The tufted carpets on the other hand are very much popular in the houses, they are relatively easy and speed process to make and are much luxurious looking. A pre woven carpet has yarn tufted in the backing and in this process the yarn is pushed through the backing with the help of needle and then the underlying loops are held back. The tufted carpets can be either twisted pile or velvet or even loop pile.

The twisted pile carpet are produced when during the tufting process one or more fibers are twisted together and the end result is such that the finished carpet looks bound together in a refined and toned manner.

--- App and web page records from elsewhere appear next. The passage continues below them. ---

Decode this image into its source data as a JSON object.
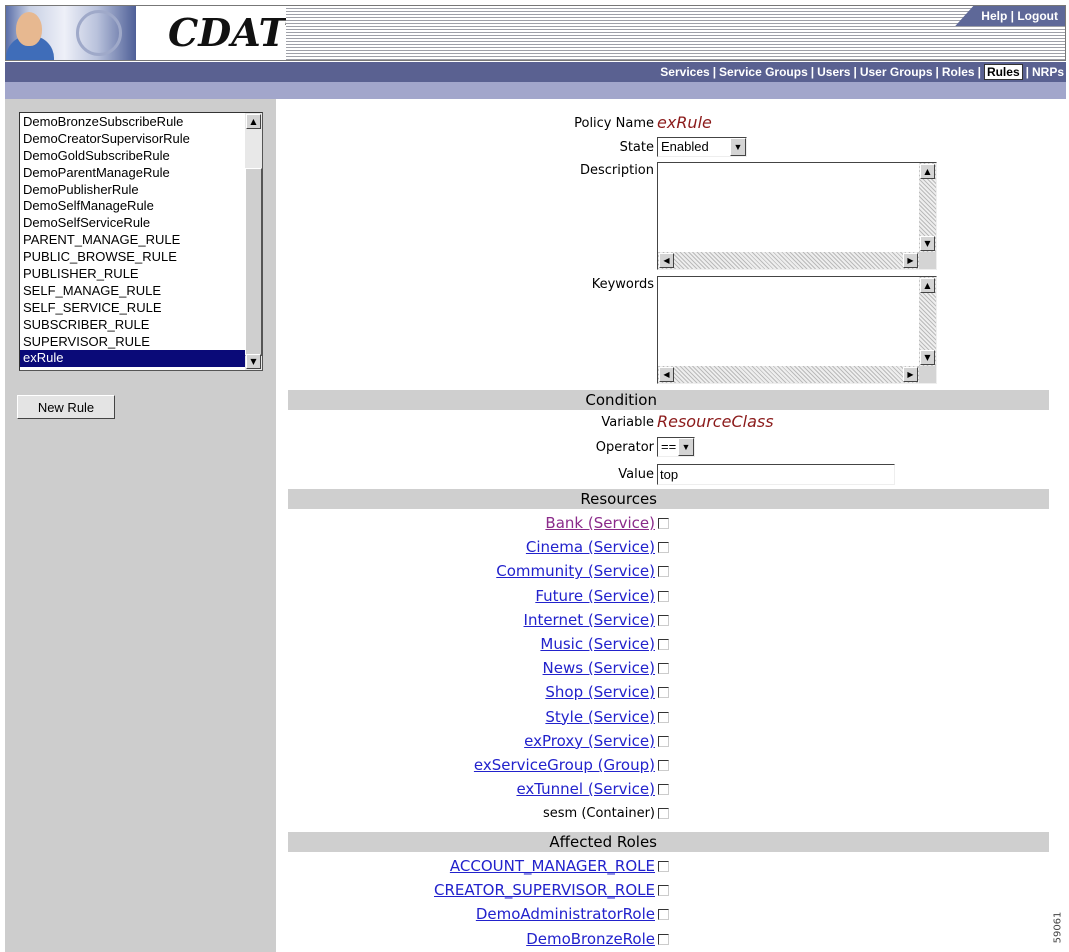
{
  "header": {
    "logo_text": "CDAT",
    "help_label": "Help",
    "separator": "|",
    "logout_label": "Logout"
  },
  "navbar": {
    "items": [
      {
        "label": "Services"
      },
      {
        "label": "Service Groups"
      },
      {
        "label": "Users"
      },
      {
        "label": "User Groups"
      },
      {
        "label": "Roles"
      },
      {
        "label": "Rules",
        "active": true
      },
      {
        "label": "NRPs"
      }
    ],
    "separator": "|"
  },
  "sidebar": {
    "rules": [
      "DemoBronzeSubscribeRule",
      "DemoCreatorSupervisorRule",
      "DemoGoldSubscribeRule",
      "DemoParentManageRule",
      "DemoPublisherRule",
      "DemoSelfManageRule",
      "DemoSelfServiceRule",
      "PARENT_MANAGE_RULE",
      "PUBLIC_BROWSE_RULE",
      "PUBLISHER_RULE",
      "SELF_MANAGE_RULE",
      "SELF_SERVICE_RULE",
      "SUBSCRIBER_RULE",
      "SUPERVISOR_RULE",
      "exRule"
    ],
    "selected_rule": "exRule",
    "new_rule_label": "New Rule"
  },
  "form": {
    "policy_name_label": "Policy Name",
    "policy_name_value": "exRule",
    "state_label": "State",
    "state_value": "Enabled",
    "description_label": "Description",
    "description_value": "",
    "keywords_label": "Keywords",
    "keywords_value": ""
  },
  "condition": {
    "section_title": "Condition",
    "variable_label": "Variable",
    "variable_value": "ResourceClass",
    "operator_label": "Operator",
    "operator_value": "==",
    "value_label": "Value",
    "value_value": "top"
  },
  "resources": {
    "section_title": "Resources",
    "items": [
      {
        "label": "Bank (Service)",
        "link": true,
        "visited": true,
        "checked": false
      },
      {
        "label": "Cinema (Service)",
        "link": true,
        "checked": false
      },
      {
        "label": "Community (Service)",
        "link": true,
        "checked": false
      },
      {
        "label": "Future (Service)",
        "link": true,
        "checked": false
      },
      {
        "label": "Internet (Service)",
        "link": true,
        "checked": false
      },
      {
        "label": "Music (Service)",
        "link": true,
        "checked": false
      },
      {
        "label": "News (Service)",
        "link": true,
        "checked": false
      },
      {
        "label": "Shop (Service)",
        "link": true,
        "checked": false
      },
      {
        "label": "Style (Service)",
        "link": true,
        "checked": false
      },
      {
        "label": "exProxy (Service)",
        "link": true,
        "checked": false
      },
      {
        "label": "exServiceGroup (Group)",
        "link": true,
        "checked": false
      },
      {
        "label": "exTunnel (Service)",
        "link": true,
        "checked": false
      },
      {
        "label": "sesm (Container)",
        "link": false,
        "checked": false
      }
    ]
  },
  "affected_roles": {
    "section_title": "Affected Roles",
    "items": [
      {
        "label": "ACCOUNT_MANAGER_ROLE",
        "checked": false
      },
      {
        "label": "CREATOR_SUPERVISOR_ROLE",
        "checked": false
      },
      {
        "label": "DemoAdministratorRole",
        "checked": false
      },
      {
        "label": "DemoBronzeRole",
        "checked": false
      }
    ]
  },
  "figure_id": "59061",
  "colors": {
    "nav_bar": "#5a6191",
    "sub_bar": "#a2a6cb",
    "left_panel": "#cdcdcd",
    "selected_item": "#0a0a78",
    "italic_value": "#8b1a1a",
    "link": "#2222cc",
    "visited_link": "#8a2a8a"
  }
}
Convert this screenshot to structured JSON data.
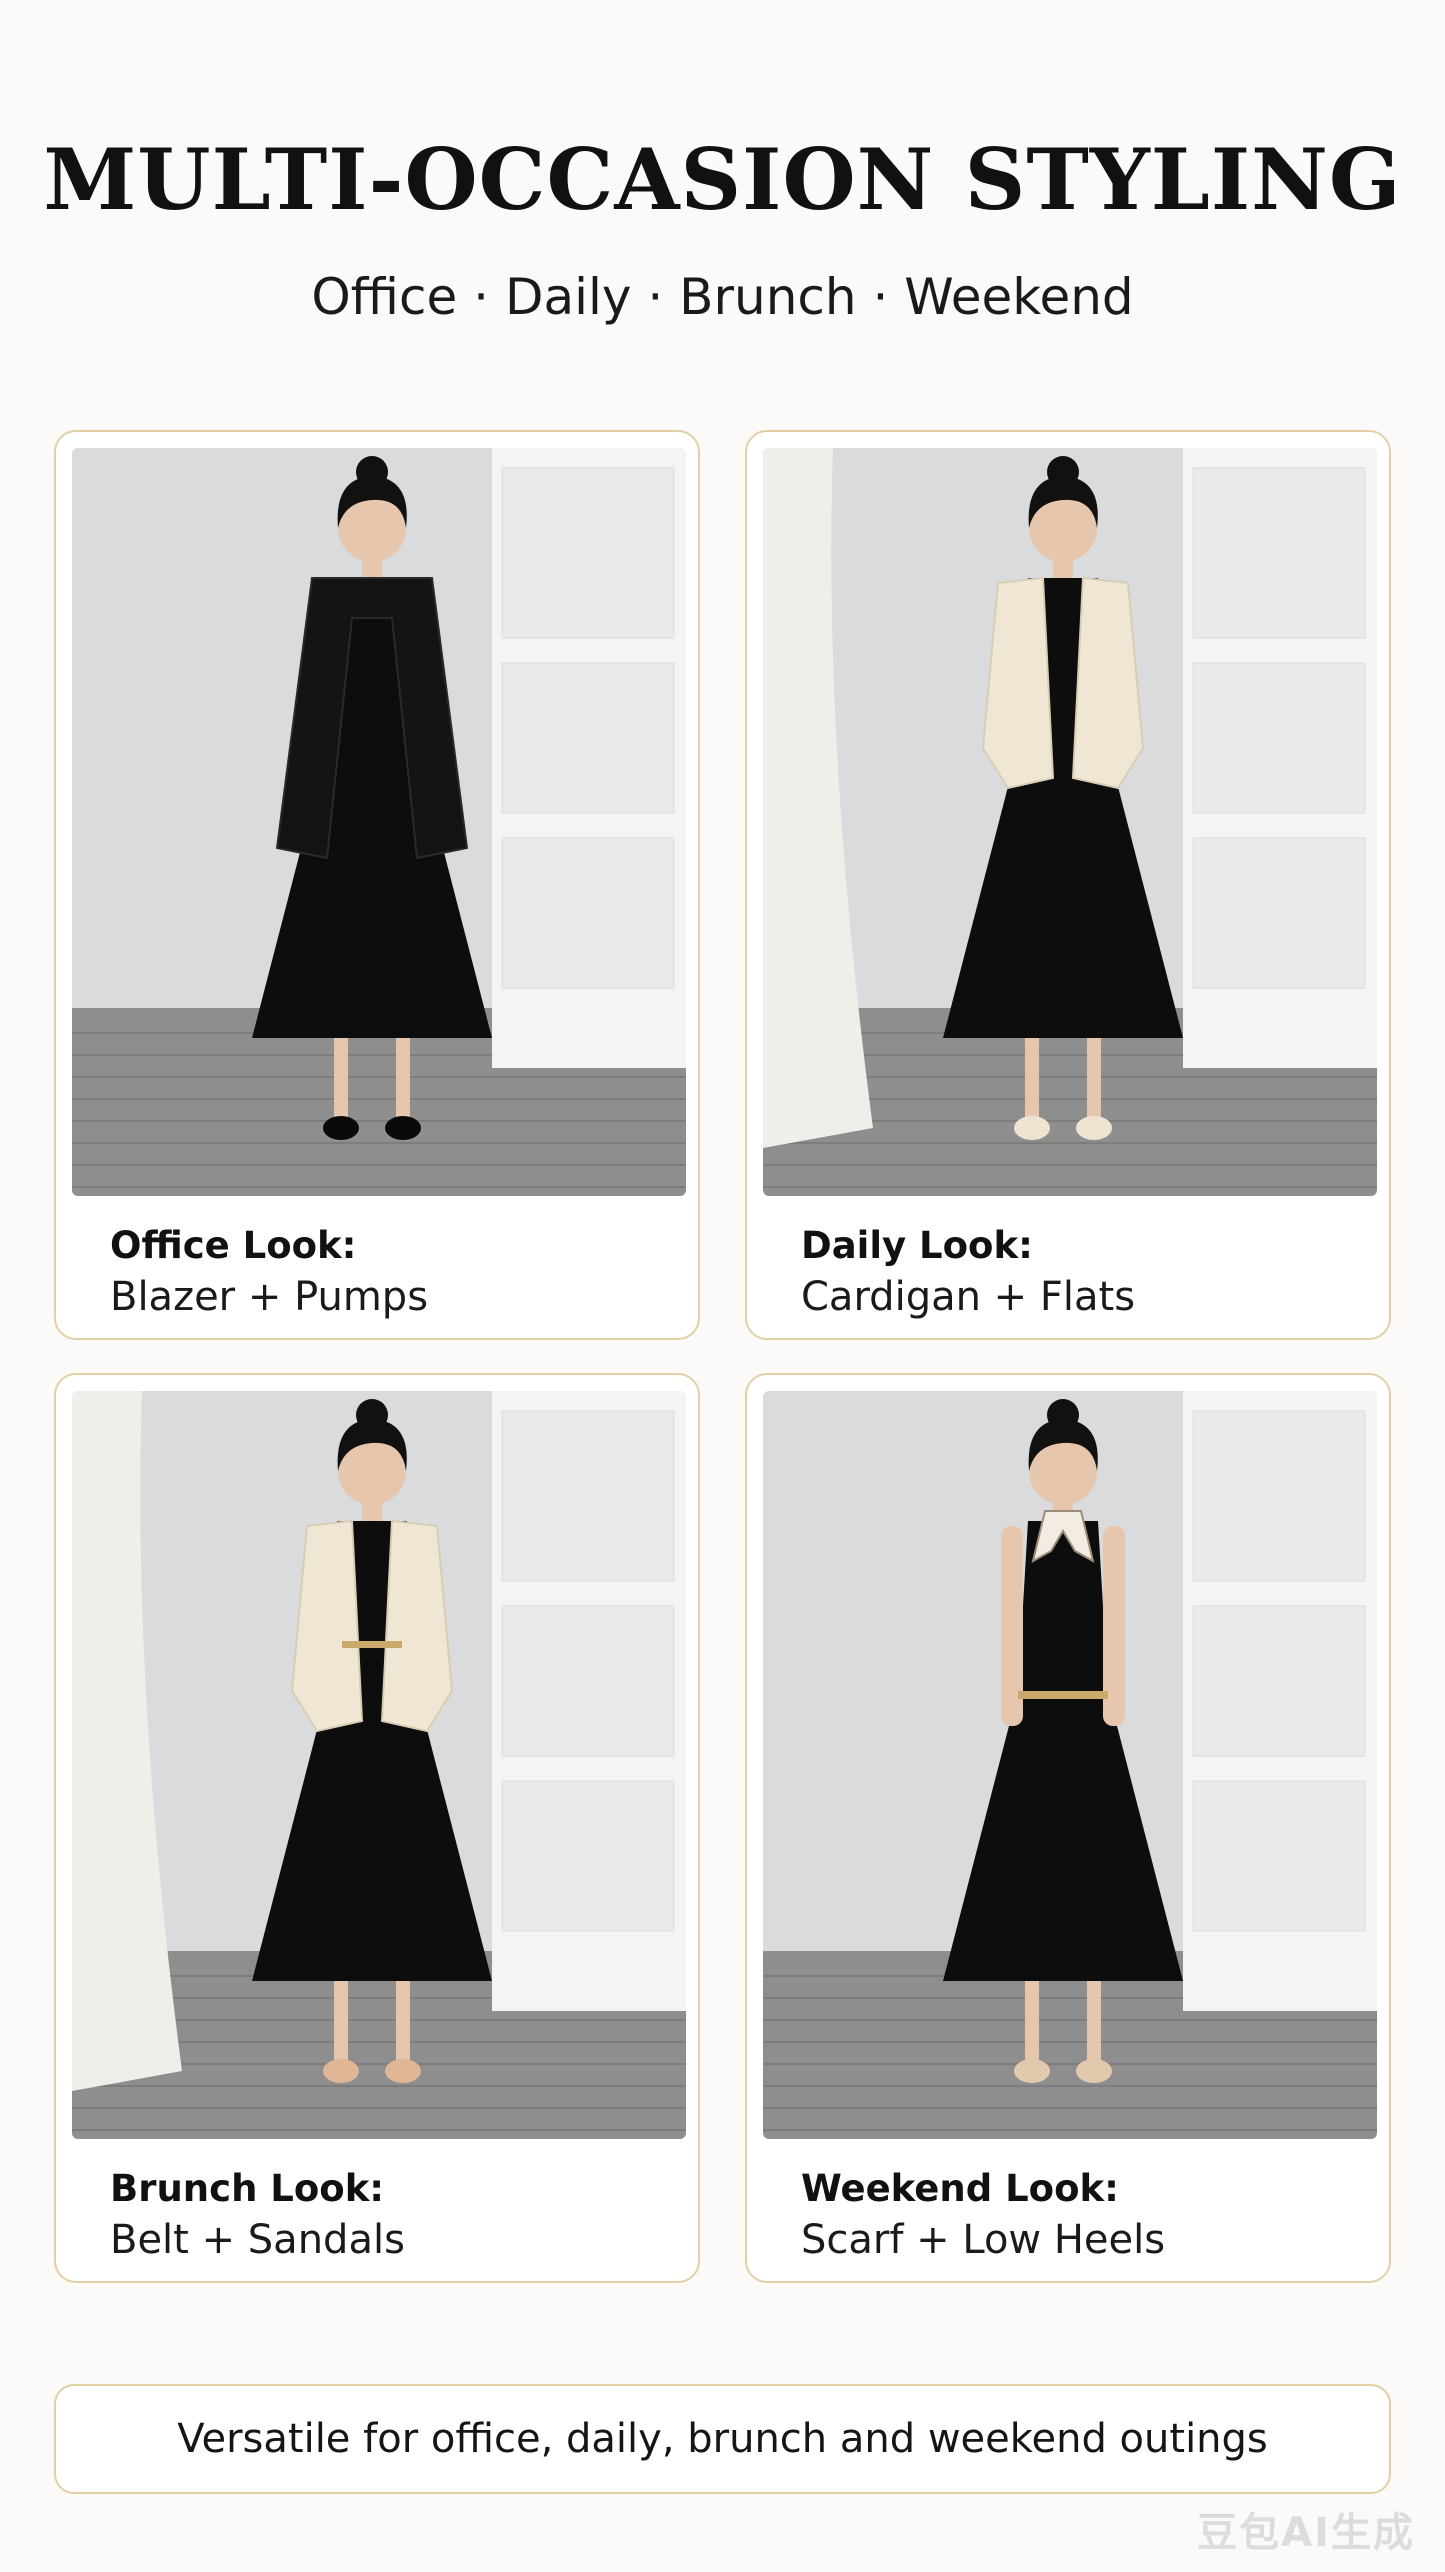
{
  "header": {
    "title": "MULTI-OCCASION STYLING",
    "subtitle": "Office · Daily · Brunch · Weekend"
  },
  "looks": [
    {
      "title": "Office Look:",
      "detail": "Blazer + Pumps",
      "layer": "blazer",
      "shoes": "pumps"
    },
    {
      "title": "Daily Look:",
      "detail": "Cardigan + Flats",
      "layer": "cardigan",
      "shoes": "flats"
    },
    {
      "title": "Brunch Look:",
      "detail": "Belt + Sandals",
      "layer": "cardigan-belt",
      "shoes": "sandals"
    },
    {
      "title": "Weekend Look:",
      "detail": "Scarf + Low Heels",
      "layer": "scarf",
      "shoes": "low-heels"
    }
  ],
  "footer": {
    "text": "Versatile for office, daily, brunch and weekend outings"
  },
  "colors": {
    "accent_border": "#e2cfa6",
    "dress": "#0d0d0d",
    "cream": "#efe6d4",
    "wall": "#d9dbdd",
    "floor": "#8e8e8e"
  }
}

Velvet pile carpet on the other hand always has a shorter pile and the construction or the structure is very tight and the finished look appears very smooth giving it a velvety touch. The surface of these carpets are very smooth and soft giving it a very aristocrat look which is why they are used in areas that gives an outdoor appearance.

Loop pile carpets are famous for its hard weaving technique and it lends the carpet section a great texture. The traditional domain of the weaving industry while making the hand knotted carpets and rugs uses their fine expertise to produce carpets that are of the most finest quality and every hand knotted rug is different and unique from another. Almost all traditional rugs feature a very minute but noticeable deliberate mistake in the rug which guarantees their authenticity speaking broadly that they are original and of the finest quality.

A group of six Axminster carpets are together called Lansdowne group and these set of carpets has a tripartite design in it along with reeded circles and beautiful delicate basket of flowers designed in the central panel of it. Around the basket of flowers there are diamond lozenges flanked around the side panels. The design is very unique and very artistic and you would simply love the setting of the entire pattern and how they complement one another.

The Axminster Rococo designs on the other hand often has brown ground in it and has designs of birds in it which is a design that is copied from some contemporary engravings which are very popular. The carpet making industry is huge and with time it is growing in the area as well and even now there is a huge percentage of the 55,000 population who seeks employment in this field. The town of Wilton located in Wiltshire is a small town but is still known and famous for its carpet weaving industry and this tradition has been prominent since the 18th century.

Rugs and Carpet Museums

Around the world there are various types and kinds of museums, in fact every other capital or big city in all countries have museum that represents collections and findings of the past. There are few museums which gains our interest while there are some which are as lame as the dull lights. But the museums that features rugs and carpets have always been interesting and is still are. When you visit a carpet museum you will be simply awestruck with the great creativity and the artistic display of endless collections from around the world. There are seemingly endless collections of carpets and they always have the efficiency to create a sense of charisma to the on-looker. They represent in a charming and luxurious way the cultures of the place where they were made and how they changed faces along with the changing world. These carpets in many ways try to keep alive the age old traditional touch in this new contemporary world.